(Data extracted from a collection)
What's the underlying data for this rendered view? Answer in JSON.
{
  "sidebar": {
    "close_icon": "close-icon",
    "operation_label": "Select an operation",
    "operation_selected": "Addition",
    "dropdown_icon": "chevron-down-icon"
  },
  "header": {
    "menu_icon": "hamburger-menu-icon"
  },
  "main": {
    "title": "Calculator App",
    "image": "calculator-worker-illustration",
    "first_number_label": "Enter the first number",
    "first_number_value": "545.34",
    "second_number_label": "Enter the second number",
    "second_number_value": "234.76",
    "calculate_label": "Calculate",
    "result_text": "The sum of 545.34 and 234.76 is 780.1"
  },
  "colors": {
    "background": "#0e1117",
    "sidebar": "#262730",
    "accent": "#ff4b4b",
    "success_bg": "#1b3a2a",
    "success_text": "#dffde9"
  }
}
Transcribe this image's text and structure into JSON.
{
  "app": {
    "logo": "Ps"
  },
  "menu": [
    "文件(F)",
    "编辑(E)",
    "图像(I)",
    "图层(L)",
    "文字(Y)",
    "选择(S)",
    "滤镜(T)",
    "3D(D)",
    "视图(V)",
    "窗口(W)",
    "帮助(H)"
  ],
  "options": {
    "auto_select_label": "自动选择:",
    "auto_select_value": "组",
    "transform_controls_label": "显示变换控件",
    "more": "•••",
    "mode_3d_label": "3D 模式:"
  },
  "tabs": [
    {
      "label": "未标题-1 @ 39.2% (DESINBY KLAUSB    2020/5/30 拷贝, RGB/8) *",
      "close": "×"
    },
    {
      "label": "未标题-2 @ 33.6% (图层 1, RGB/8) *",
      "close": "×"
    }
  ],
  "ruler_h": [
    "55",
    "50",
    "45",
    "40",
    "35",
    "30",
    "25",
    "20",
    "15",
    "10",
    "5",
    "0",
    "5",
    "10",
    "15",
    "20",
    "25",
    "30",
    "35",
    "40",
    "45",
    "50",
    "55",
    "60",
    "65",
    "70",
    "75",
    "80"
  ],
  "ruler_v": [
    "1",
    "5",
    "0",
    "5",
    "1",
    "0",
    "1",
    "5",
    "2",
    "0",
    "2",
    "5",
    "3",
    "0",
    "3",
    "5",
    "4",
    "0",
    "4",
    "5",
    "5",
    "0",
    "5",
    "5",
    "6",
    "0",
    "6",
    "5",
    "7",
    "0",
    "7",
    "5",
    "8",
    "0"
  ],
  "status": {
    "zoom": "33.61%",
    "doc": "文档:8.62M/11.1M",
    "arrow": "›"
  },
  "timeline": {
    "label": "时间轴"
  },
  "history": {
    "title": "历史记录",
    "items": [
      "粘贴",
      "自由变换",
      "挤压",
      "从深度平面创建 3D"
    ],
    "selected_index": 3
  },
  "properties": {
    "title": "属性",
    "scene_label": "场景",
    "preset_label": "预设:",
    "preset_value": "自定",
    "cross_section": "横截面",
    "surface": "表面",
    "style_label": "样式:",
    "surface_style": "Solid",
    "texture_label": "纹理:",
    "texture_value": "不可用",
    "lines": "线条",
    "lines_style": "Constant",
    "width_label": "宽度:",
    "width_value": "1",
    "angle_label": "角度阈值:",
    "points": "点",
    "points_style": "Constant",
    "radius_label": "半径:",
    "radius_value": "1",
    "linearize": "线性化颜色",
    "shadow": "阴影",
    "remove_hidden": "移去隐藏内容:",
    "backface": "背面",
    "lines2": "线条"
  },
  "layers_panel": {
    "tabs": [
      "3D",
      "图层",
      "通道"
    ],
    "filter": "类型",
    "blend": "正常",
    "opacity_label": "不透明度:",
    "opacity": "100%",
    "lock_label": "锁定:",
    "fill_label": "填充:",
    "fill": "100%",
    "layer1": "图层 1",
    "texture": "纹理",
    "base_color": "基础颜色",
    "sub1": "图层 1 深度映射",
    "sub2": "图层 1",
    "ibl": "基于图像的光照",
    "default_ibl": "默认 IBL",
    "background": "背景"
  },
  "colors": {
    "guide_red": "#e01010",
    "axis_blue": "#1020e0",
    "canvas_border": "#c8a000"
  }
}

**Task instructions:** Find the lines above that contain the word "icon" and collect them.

**Your response:**
    "close_icon": "close-icon",
    "dropdown_icon": "chevron-down-icon"
    "menu_icon": "hamburger-menu-icon"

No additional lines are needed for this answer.